Royal Bank of Canada (RBC) was assessed an administrative penalty of nearly 7.5 million Canadian dollars (then-U.S. $5.5 million) by the country’s financial intelligence agency for alleged deficiencies in its suspicious transaction reporting mechanisms.
The penalty was imposed Nov. 3 but announced by the Financial Transactions and Reports Analysis Centre of Canada (FINTRAC) on Tuesday. The agency said it found evidence of noncompliance with the Proceeds of Crime (Money Laundering) and Terrorist Financing Act at RBC following an examination in 2022.
The details: FINTRAC alleged three specific violations at RBC:
- Failure to submit suspicious transaction reports in cases where suspected money laundering offenses were considered reasonable. This impacted 16 out of 130 case files reviewed and included instances related to fraud and failures in the bank’s escalation and investigation procedures.
- Failure to provide required information in suspicious transaction reports, including filing separate reports for different branch locations. FINTRAC said its review found 29 of 34 reports that included transactions for multiple locations.

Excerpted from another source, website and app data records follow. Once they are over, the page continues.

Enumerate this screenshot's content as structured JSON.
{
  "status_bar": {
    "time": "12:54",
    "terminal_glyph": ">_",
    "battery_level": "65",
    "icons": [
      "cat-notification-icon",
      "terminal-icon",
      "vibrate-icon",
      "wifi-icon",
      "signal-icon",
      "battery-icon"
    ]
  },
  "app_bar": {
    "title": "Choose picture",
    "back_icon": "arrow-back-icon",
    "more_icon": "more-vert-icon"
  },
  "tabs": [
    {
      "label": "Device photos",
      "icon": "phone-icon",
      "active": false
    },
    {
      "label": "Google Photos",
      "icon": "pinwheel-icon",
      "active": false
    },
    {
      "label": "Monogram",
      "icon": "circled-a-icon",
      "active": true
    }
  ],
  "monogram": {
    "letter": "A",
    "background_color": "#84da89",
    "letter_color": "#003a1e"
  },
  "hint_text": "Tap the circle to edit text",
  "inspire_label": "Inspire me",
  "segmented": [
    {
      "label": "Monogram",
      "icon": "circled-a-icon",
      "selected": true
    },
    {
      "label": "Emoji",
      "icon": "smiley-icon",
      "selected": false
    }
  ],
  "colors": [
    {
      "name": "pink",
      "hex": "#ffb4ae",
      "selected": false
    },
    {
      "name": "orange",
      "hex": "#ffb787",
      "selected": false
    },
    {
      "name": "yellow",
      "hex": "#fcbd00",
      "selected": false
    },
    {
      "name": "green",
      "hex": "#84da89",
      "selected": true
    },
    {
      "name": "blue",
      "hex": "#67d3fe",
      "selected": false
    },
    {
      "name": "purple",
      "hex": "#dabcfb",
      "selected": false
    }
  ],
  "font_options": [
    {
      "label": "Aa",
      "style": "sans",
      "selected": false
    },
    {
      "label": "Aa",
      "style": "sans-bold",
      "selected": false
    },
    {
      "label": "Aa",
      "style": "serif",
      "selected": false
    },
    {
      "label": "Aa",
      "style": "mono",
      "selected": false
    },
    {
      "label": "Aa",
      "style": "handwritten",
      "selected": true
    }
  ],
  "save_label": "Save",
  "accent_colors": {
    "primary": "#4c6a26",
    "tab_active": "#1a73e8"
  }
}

- Failure to keep written policies and procedures up to date. FINTRAC said some of RBC’s procedures for reporting suspicious transactions were “incomplete, inadequate, and in some cases not applicable.”
The agency noted its penalty was not in response to any criminal offenses for money laundering or terrorist activity financing.
Compliance considerations: The penalty amount is notable considering FINTRAC issued approximately CAD$1.2 million (U.S. $880,000) in fines across eight other actions published online this year.
Bank response: “We hold ourselves to the highest standards on our processes to report suspicious activity and quickly took action to address gaps,” said RBC in an emailed statement. “We chose not to appeal but believe the fine is not at all commensurate with an administrative matter where there is no connection to money laundering or terrorist financing offences.
“Equally important, there is no finding that anyone exercised judgment in bad faith or knowingly contributed to violations.”